**Problem to solve**
Isolate every line in the data with the string "leaf" and copy it.
━━━ Exercise input
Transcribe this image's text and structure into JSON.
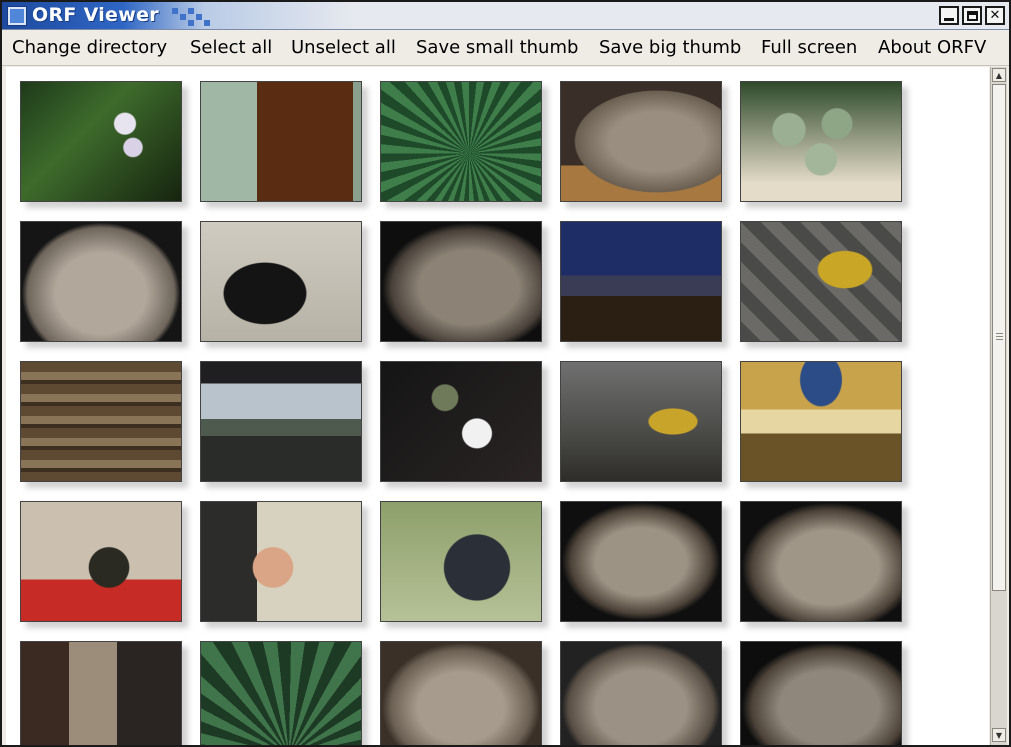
{
  "window": {
    "title": "ORF Viewer"
  },
  "menu": {
    "items": [
      "Change directory",
      "Select all",
      "Unselect all",
      "Save small thumb",
      "Save big thumb",
      "Full screen",
      "About ORFV"
    ]
  },
  "thumbnails": [
    [
      "orchid plant",
      "escalator poster woman",
      "green agave plant",
      "grey cat lying",
      "cactus plant"
    ],
    [
      "fluffy grey cat",
      "man in tuxedo",
      "grey cat",
      "city street at dusk",
      "yellow leaf on cobbles"
    ],
    [
      "palm tree trunk",
      "glass corridor",
      "white orchid",
      "leaf on paving",
      "mall glass dome"
    ],
    [
      "witch figure in mall",
      "witch figure closeup",
      "iron bench detail",
      "sleepy grey cat",
      "sleepy grey cat"
    ],
    [
      "mall interior railings",
      "palm leaf",
      "grey cat closeup",
      "grey cat lying",
      "grey cat"
    ]
  ],
  "colors": {
    "titlebar_accent": "#2f66c4",
    "window_bg": "#efece6",
    "content_bg": "#ffffff"
  }
}
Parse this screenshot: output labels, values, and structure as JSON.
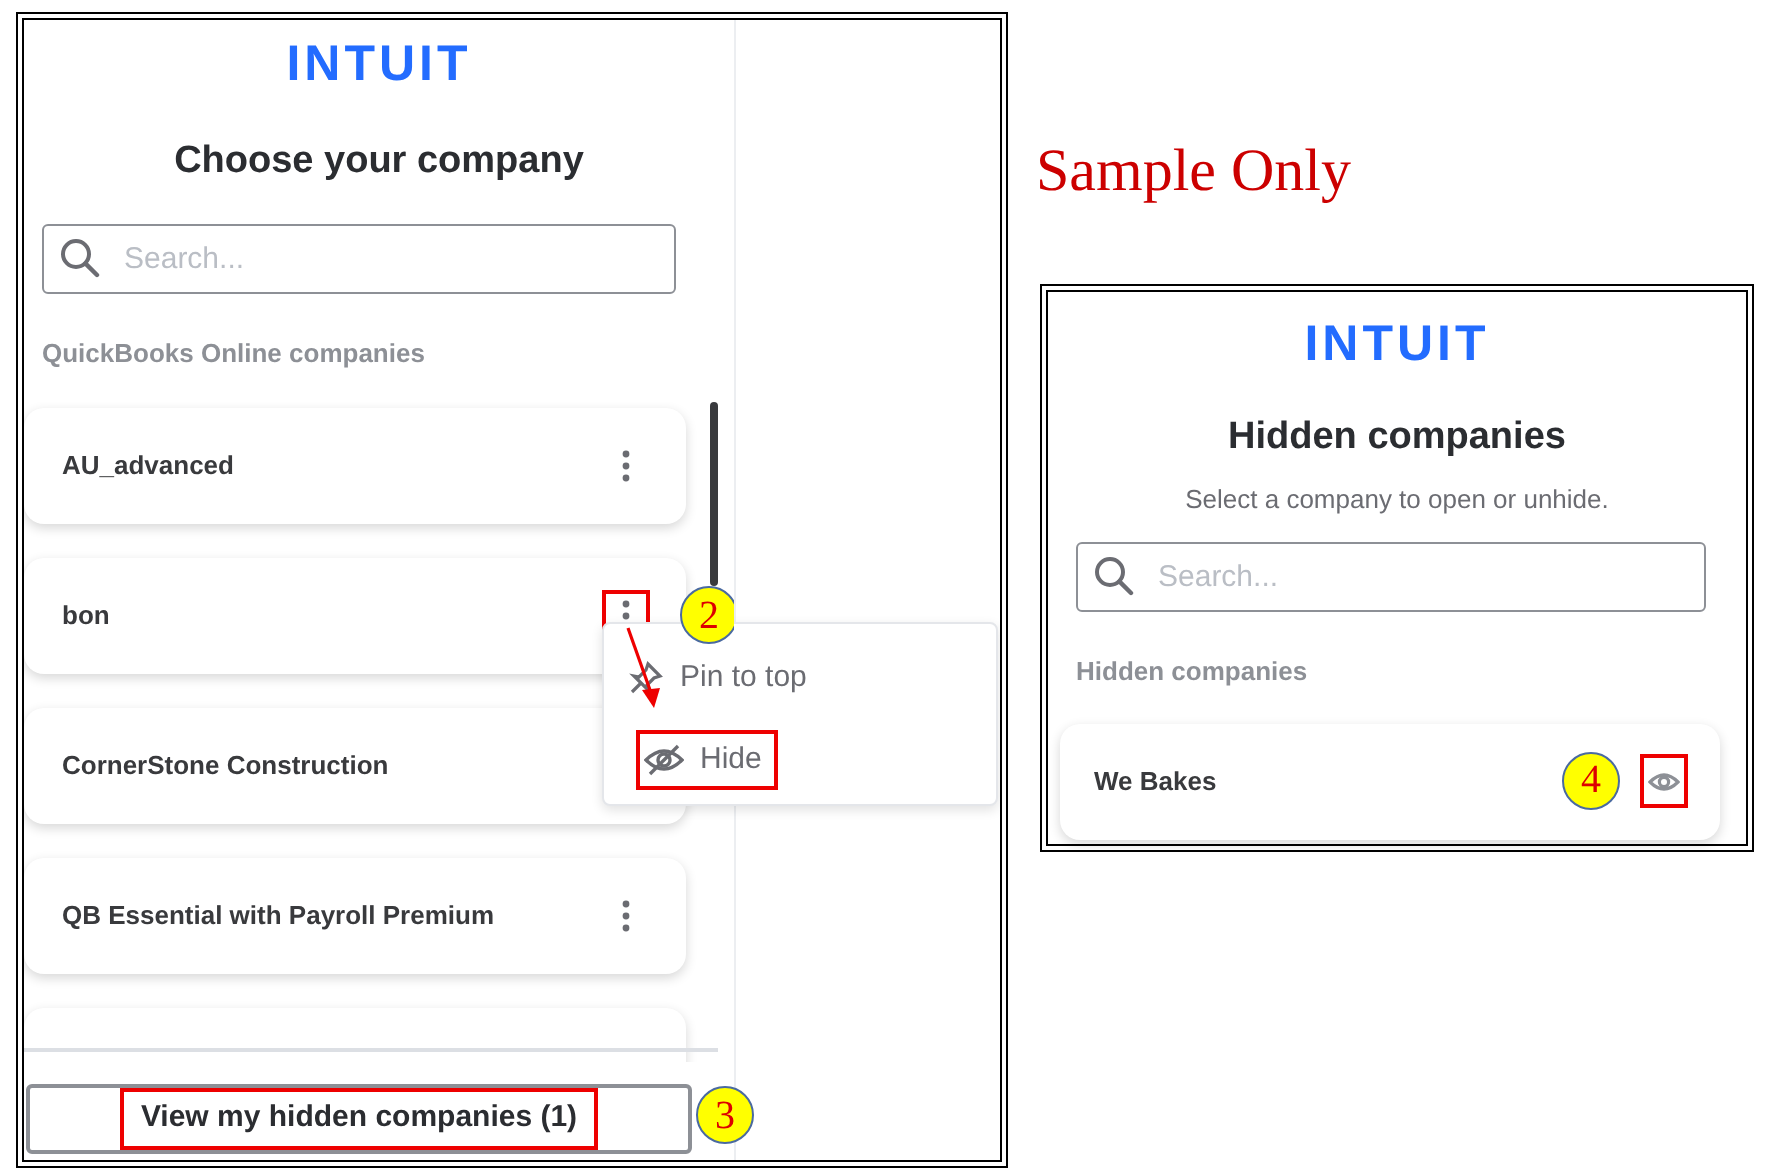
{
  "annotation": {
    "text": "Sample Only"
  },
  "company_chooser": {
    "logo": "INTUIT",
    "title": "Choose your company",
    "search": {
      "placeholder": "Search..."
    },
    "section_label": "QuickBooks Online companies",
    "companies": [
      {
        "name": "AU_advanced",
        "kebab": true,
        "highlighted": false
      },
      {
        "name": "bon",
        "kebab": true,
        "highlighted": true,
        "step": "2"
      },
      {
        "name": "CornerStone Construction",
        "kebab": false,
        "highlighted": false
      },
      {
        "name": "QB Essential with Payroll Premium",
        "kebab": true,
        "highlighted": false
      },
      {
        "kebab": false,
        "highlighted": false
      }
    ],
    "menu": {
      "items": [
        {
          "label": "Pin to top",
          "highlighted": false
        },
        {
          "label": "Hide",
          "highlighted": true
        }
      ]
    },
    "hidden_button": {
      "label": "View my hidden companies (1)",
      "highlighted": true,
      "step": "3"
    }
  },
  "hidden_companies": {
    "logo": "INTUIT",
    "title": "Hidden companies",
    "subtitle": "Select a company to open or unhide.",
    "search": {
      "placeholder": "Search..."
    },
    "section_label": "Hidden companies",
    "companies": [
      {
        "name": "We Bakes",
        "highlighted": true,
        "step": "4"
      }
    ]
  }
}
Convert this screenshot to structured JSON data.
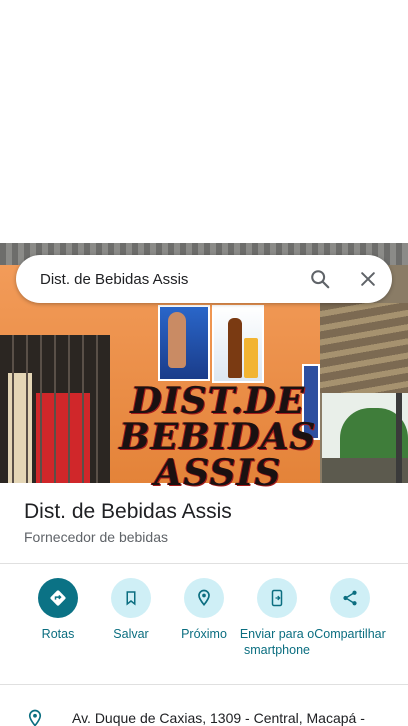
{
  "search": {
    "query": "Dist. de Bebidas Assis",
    "icons": [
      "search-icon",
      "close-icon"
    ]
  },
  "photo": {
    "sign_lines": [
      "DIST.DE",
      "BEBIDAS",
      "ASSIS"
    ]
  },
  "place": {
    "title": "Dist. de Bebidas Assis",
    "category": "Fornecedor de bebidas"
  },
  "actions": [
    {
      "label": "Rotas",
      "icon": "directions-icon"
    },
    {
      "label": "Salvar",
      "icon": "bookmark-icon"
    },
    {
      "label": "Próximo",
      "icon": "nearby-icon"
    },
    {
      "label": "Enviar para o smartphone",
      "icon": "send-to-phone-icon"
    },
    {
      "label": "Compartilhar",
      "icon": "share-icon"
    }
  ],
  "address": {
    "text": "Av. Duque de Caxias, 1309 - Central, Macapá -",
    "icon": "location-pin-icon"
  },
  "colors": {
    "accent": "#0b7285",
    "accent_light": "#cfeff6",
    "label": "#0b6e80"
  }
}
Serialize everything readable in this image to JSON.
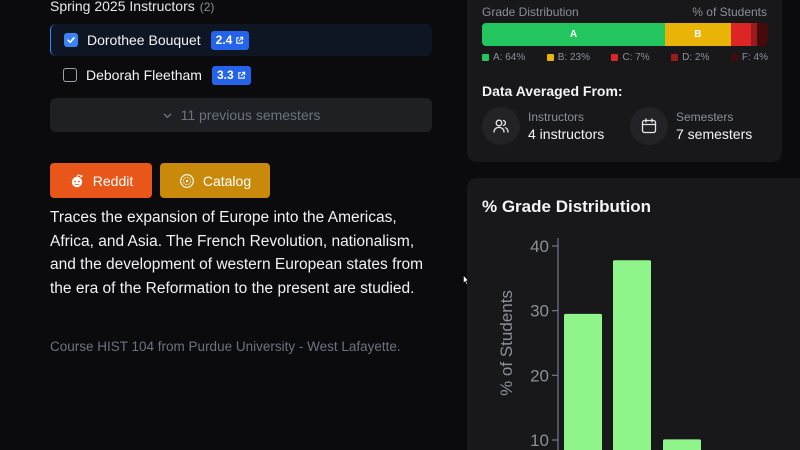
{
  "instructors_section": {
    "title": "Spring 2025 Instructors",
    "count": "(2)",
    "items": [
      {
        "name": "Dorothee Bouquet",
        "gpa": "2.4",
        "checked": true
      },
      {
        "name": "Deborah Fleetham",
        "gpa": "3.3",
        "checked": false
      }
    ],
    "previous_semesters": "11 previous semesters"
  },
  "buttons": {
    "reddit": "Reddit",
    "catalog": "Catalog"
  },
  "description": "Traces the expansion of Europe into the Americas, Africa, and Asia. The French Revolution, nationalism, and the development of western European states from the era of the Reformation to the present are studied.",
  "course_meta": "Course HIST 104 from Purdue University - West Lafayette.",
  "summary_card": {
    "grade_distribution_label": "Grade Distribution",
    "percent_label": "% of Students",
    "segments": [
      {
        "grade": "A",
        "percent": 64,
        "color": "#22c55e",
        "label": "A"
      },
      {
        "grade": "B",
        "percent": 23,
        "color": "#eab308",
        "label": "B"
      },
      {
        "grade": "C",
        "percent": 7,
        "color": "#dc2626",
        "label": ""
      },
      {
        "grade": "D",
        "percent": 2,
        "color": "#991b1b",
        "label": ""
      },
      {
        "grade": "F",
        "percent": 4,
        "color": "#450a0a",
        "label": ""
      }
    ],
    "legend": [
      "A: 64%",
      "B: 23%",
      "C: 7%",
      "D: 2%",
      "F: 4%"
    ],
    "data_averaged_title": "Data Averaged From:",
    "instructors_label": "Instructors",
    "instructors_value": "4 instructors",
    "semesters_label": "Semesters",
    "semesters_value": "7 semesters"
  },
  "accent_colors": {
    "primary": "#3b82f6",
    "reddit": "#e8561a",
    "catalog": "#c98a0b",
    "bar": "#86ef8c"
  },
  "chart_data": {
    "type": "bar",
    "title": "% Grade Distribution",
    "ylabel": "% of Students",
    "yticks": [
      10,
      20,
      30,
      40
    ],
    "ylim": [
      0,
      42
    ],
    "values": [
      29.5,
      37.8,
      10.1
    ],
    "bar_color": "#8ff58a"
  }
}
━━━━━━
**Result of this exercise**
      "yellow leaf on cobbles"
      "leaf on paving",
      "palm leaf",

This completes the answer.